Work instructions
Write the data out in full and word for word. Do not include images.

Interface dataset entries
::::::::::

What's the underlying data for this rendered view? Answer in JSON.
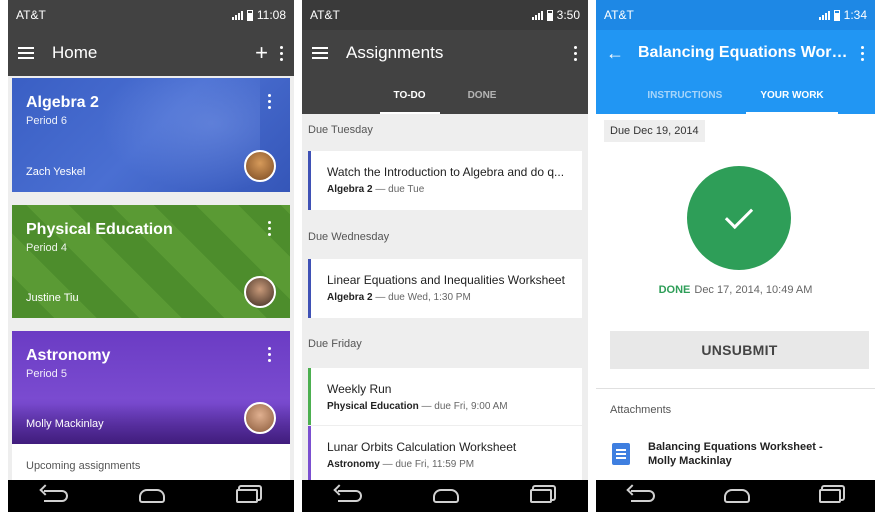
{
  "phone_home": {
    "status": {
      "carrier": "AT&T",
      "time": "11:08"
    },
    "appbar": {
      "title": "Home"
    },
    "classes": [
      {
        "name": "Algebra 2",
        "period": "Period 6",
        "teacher": "Zach Yeskel",
        "color": "#3a5fc4"
      },
      {
        "name": "Physical Education",
        "period": "Period 4",
        "teacher": "Justine Tiu",
        "color": "#4d8d2c"
      },
      {
        "name": "Astronomy",
        "period": "Period 5",
        "teacher": "Molly Mackinlay",
        "color": "#6b3cc4"
      }
    ],
    "upcoming_label": "Upcoming assignments"
  },
  "phone_assignments": {
    "status": {
      "carrier": "AT&T",
      "time": "3:50"
    },
    "appbar": {
      "title": "Assignments"
    },
    "tabs": [
      "TO-DO",
      "DONE"
    ],
    "groups": [
      {
        "header": "Due Tuesday",
        "items": [
          {
            "title": "Watch the Introduction to Algebra and do q...",
            "class": "Algebra 2",
            "due": "due Tue"
          }
        ]
      },
      {
        "header": "Due Wednesday",
        "items": [
          {
            "title": "Linear Equations and Inequalities Worksheet",
            "class": "Algebra 2",
            "due": "due Wed, 1:30 PM"
          }
        ]
      },
      {
        "header": "Due Friday",
        "items": [
          {
            "title": "Weekly Run",
            "class": "Physical Education",
            "due": "due Fri, 9:00 AM"
          },
          {
            "title": "Lunar Orbits Calculation Worksheet",
            "class": "Astronomy",
            "due": "due Fri, 11:59 PM"
          }
        ]
      }
    ],
    "dash": "—"
  },
  "phone_work": {
    "status": {
      "carrier": "AT&T",
      "time": "1:34"
    },
    "appbar": {
      "title": "Balancing Equations Works..."
    },
    "tabs": [
      "INSTRUCTIONS",
      "YOUR WORK"
    ],
    "due_date": "Due Dec 19, 2014",
    "done_label": "DONE",
    "done_time": "Dec 17, 2014, 10:49 AM",
    "unsubmit_label": "UNSUBMIT",
    "attachments_label": "Attachments",
    "attachment_name": "Balancing Equations Worksheet - Molly Mackinlay",
    "accent": "#2196f3",
    "done_color": "#2e9e58"
  }
}
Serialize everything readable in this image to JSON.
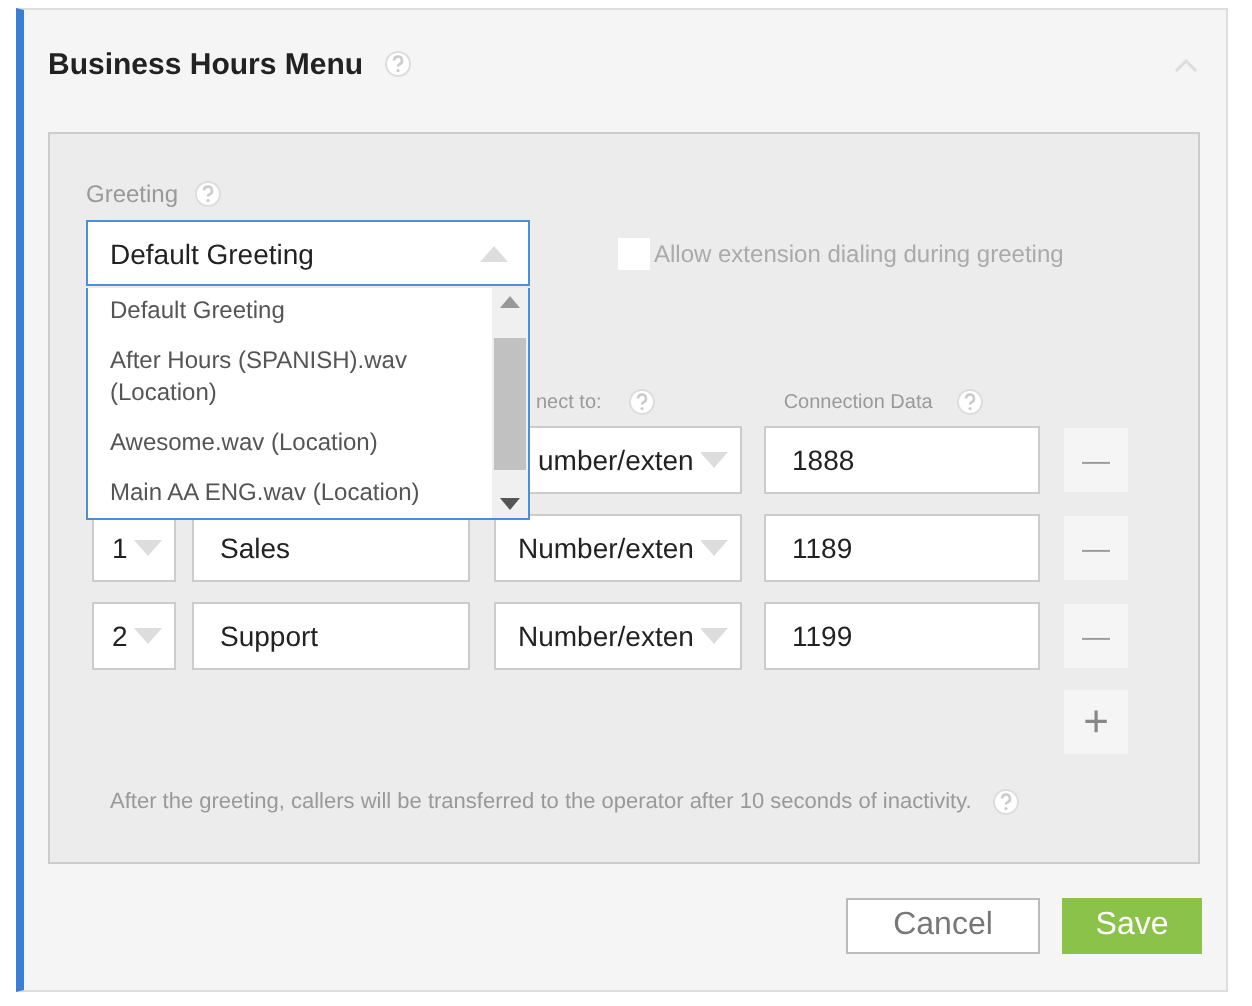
{
  "title": "Business Hours Menu",
  "greeting": {
    "label": "Greeting",
    "value": "Default Greeting",
    "open": true,
    "options": [
      {
        "label": "Default Greeting"
      },
      {
        "label": "After Hours (SPANISH).wav (Location)"
      },
      {
        "label": "Awesome.wav (Location)"
      },
      {
        "label": "Main AA ENG.wav (Location)"
      }
    ]
  },
  "extension_dialing": {
    "label": "Allow extension dialing during greeting",
    "checked": false
  },
  "columns": [
    "nect to:",
    "Connection Data"
  ],
  "rows": [
    {
      "connect": "umber/exten",
      "data": "1888"
    },
    {
      "key": "1",
      "name": "Sales",
      "connect": "Number/exten",
      "data": "1189"
    },
    {
      "key": "2",
      "name": "Support",
      "connect": "Number/exten",
      "data": "1199"
    }
  ],
  "add_label": "+",
  "remove_label": "—",
  "note": "After the greeting, callers will be transferred to the operator after 10 seconds of inactivity.",
  "buttons": [
    {
      "label": "Cancel",
      "kind": "secondary"
    },
    {
      "label": "Save",
      "kind": "primary"
    }
  ]
}
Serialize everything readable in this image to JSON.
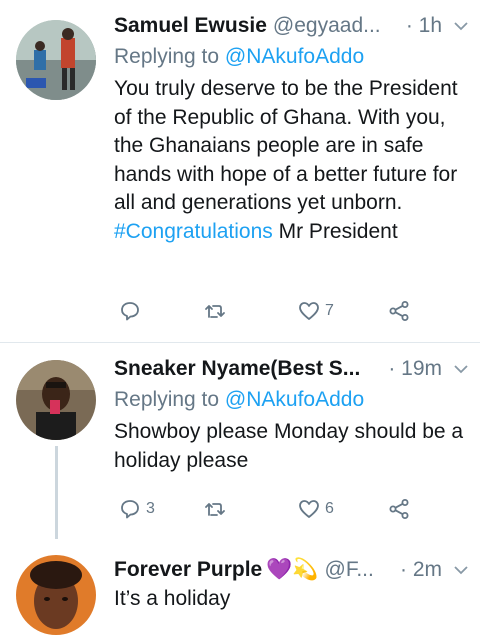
{
  "tweets": [
    {
      "name": "Samuel Ewusie",
      "handle": "@egyaad...",
      "time": "· 1h",
      "replying_prefix": "Replying to",
      "replying_to": "@NAkufoAddo",
      "text_part1": "You truly deserve to be the President of the Republic of Ghana. With you, the Ghanaians people are in safe hands with hope of a better future for all and generations yet unborn. ",
      "hashtag": "#Congratulations",
      "text_part2": " Mr President",
      "reply_count": "",
      "retweet_count": "",
      "like_count": "7"
    },
    {
      "name": "Sneaker Nyame(Best S...",
      "handle": "",
      "time": "· 19m",
      "replying_prefix": "Replying to",
      "replying_to": "@NAkufoAddo",
      "text": "Showboy please Monday should be a holiday please",
      "reply_count": "3",
      "retweet_count": "",
      "like_count": "6"
    },
    {
      "name": "Forever Purple",
      "emoji": "💜💫",
      "handle": "@F...",
      "time": "· 2m",
      "text": "It’s a holiday"
    }
  ],
  "icons": {
    "reply": "reply-icon",
    "retweet": "retweet-icon",
    "like": "heart-icon",
    "share": "share-icon",
    "more": "chevron-down-icon"
  },
  "colors": {
    "text": "#14171a",
    "secondary": "#657786",
    "link": "#1da1f2",
    "divider": "#e1e8ed",
    "thread_line": "#ccd6dd"
  }
}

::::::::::

Completed task
What's the underlying data for this rendered view? Answer in JSON.
{
  "phone_home": {
    "status": {
      "carrier": "AT&T",
      "time": "11:08"
    },
    "appbar": {
      "title": "Home"
    },
    "classes": [
      {
        "name": "Algebra 2",
        "period": "Period 6",
        "teacher": "Zach Yeskel",
        "color": "#3a5fc4"
      },
      {
        "name": "Physical Education",
        "period": "Period 4",
        "teacher": "Justine Tiu",
        "color": "#4d8d2c"
      },
      {
        "name": "Astronomy",
        "period": "Period 5",
        "teacher": "Molly Mackinlay",
        "color": "#6b3cc4"
      }
    ],
    "upcoming_label": "Upcoming assignments"
  },
  "phone_assignments": {
    "status": {
      "carrier": "AT&T",
      "time": "3:50"
    },
    "appbar": {
      "title": "Assignments"
    },
    "tabs": [
      "TO-DO",
      "DONE"
    ],
    "groups": [
      {
        "header": "Due Tuesday",
        "items": [
          {
            "title": "Watch the Introduction to Algebra and do q...",
            "class": "Algebra 2",
            "due": "due Tue"
          }
        ]
      },
      {
        "header": "Due Wednesday",
        "items": [
          {
            "title": "Linear Equations and Inequalities Worksheet",
            "class": "Algebra 2",
            "due": "due Wed, 1:30 PM"
          }
        ]
      },
      {
        "header": "Due Friday",
        "items": [
          {
            "title": "Weekly Run",
            "class": "Physical Education",
            "due": "due Fri, 9:00 AM"
          },
          {
            "title": "Lunar Orbits Calculation Worksheet",
            "class": "Astronomy",
            "due": "due Fri, 11:59 PM"
          }
        ]
      }
    ],
    "dash": "—"
  },
  "phone_work": {
    "status": {
      "carrier": "AT&T",
      "time": "1:34"
    },
    "appbar": {
      "title": "Balancing Equations Works..."
    },
    "tabs": [
      "INSTRUCTIONS",
      "YOUR WORK"
    ],
    "due_date": "Due Dec 19, 2014",
    "done_label": "DONE",
    "done_time": "Dec 17, 2014, 10:49 AM",
    "unsubmit_label": "UNSUBMIT",
    "attachments_label": "Attachments",
    "attachment_name": "Balancing Equations Worksheet - Molly Mackinlay",
    "accent": "#2196f3",
    "done_color": "#2e9e58"
  }
}
Serialize everything readable in this image to JSON.
{
  "title": "Business Hours Menu",
  "greeting": {
    "label": "Greeting",
    "value": "Default Greeting",
    "open": true,
    "options": [
      {
        "label": "Default Greeting"
      },
      {
        "label": "After Hours (SPANISH).wav (Location)"
      },
      {
        "label": "Awesome.wav (Location)"
      },
      {
        "label": "Main AA ENG.wav (Location)"
      }
    ]
  },
  "extension_dialing": {
    "label": "Allow extension dialing during greeting",
    "checked": false
  },
  "columns": [
    "nect to:",
    "Connection Data"
  ],
  "rows": [
    {
      "connect": "umber/exten",
      "data": "1888"
    },
    {
      "key": "1",
      "name": "Sales",
      "connect": "Number/exten",
      "data": "1189"
    },
    {
      "key": "2",
      "name": "Support",
      "connect": "Number/exten",
      "data": "1199"
    }
  ],
  "add_label": "+",
  "remove_label": "—",
  "note": "After the greeting, callers will be transferred to the operator after 10 seconds of inactivity.",
  "buttons": [
    {
      "label": "Cancel",
      "kind": "secondary"
    },
    {
      "label": "Save",
      "kind": "primary"
    }
  ]
}
Serialize everything readable in this image to JSON.
{
  "tweets": [
    {
      "name": "Samuel Ewusie",
      "handle": "@egyaad...",
      "time": "· 1h",
      "replying_prefix": "Replying to",
      "replying_to": "@NAkufoAddo",
      "text_part1": "You truly deserve to be the President of the Republic of Ghana. With you, the Ghanaians people are in safe hands with hope of a better future for all and generations yet unborn. ",
      "hashtag": "#Congratulations",
      "text_part2": " Mr President",
      "reply_count": "",
      "retweet_count": "",
      "like_count": "7"
    },
    {
      "name": "Sneaker Nyame(Best S...",
      "handle": "",
      "time": "· 19m",
      "replying_prefix": "Replying to",
      "replying_to": "@NAkufoAddo",
      "text": "Showboy please Monday should be a holiday please",
      "reply_count": "3",
      "retweet_count": "",
      "like_count": "6"
    },
    {
      "name": "Forever Purple",
      "emoji": "💜💫",
      "handle": "@F...",
      "time": "· 2m",
      "text": "It’s a holiday"
    }
  ],
  "icons": {
    "reply": "reply-icon",
    "retweet": "retweet-icon",
    "like": "heart-icon",
    "share": "share-icon",
    "more": "chevron-down-icon"
  },
  "colors": {
    "text": "#14171a",
    "secondary": "#657786",
    "link": "#1da1f2",
    "divider": "#e1e8ed",
    "thread_line": "#ccd6dd"
  }
}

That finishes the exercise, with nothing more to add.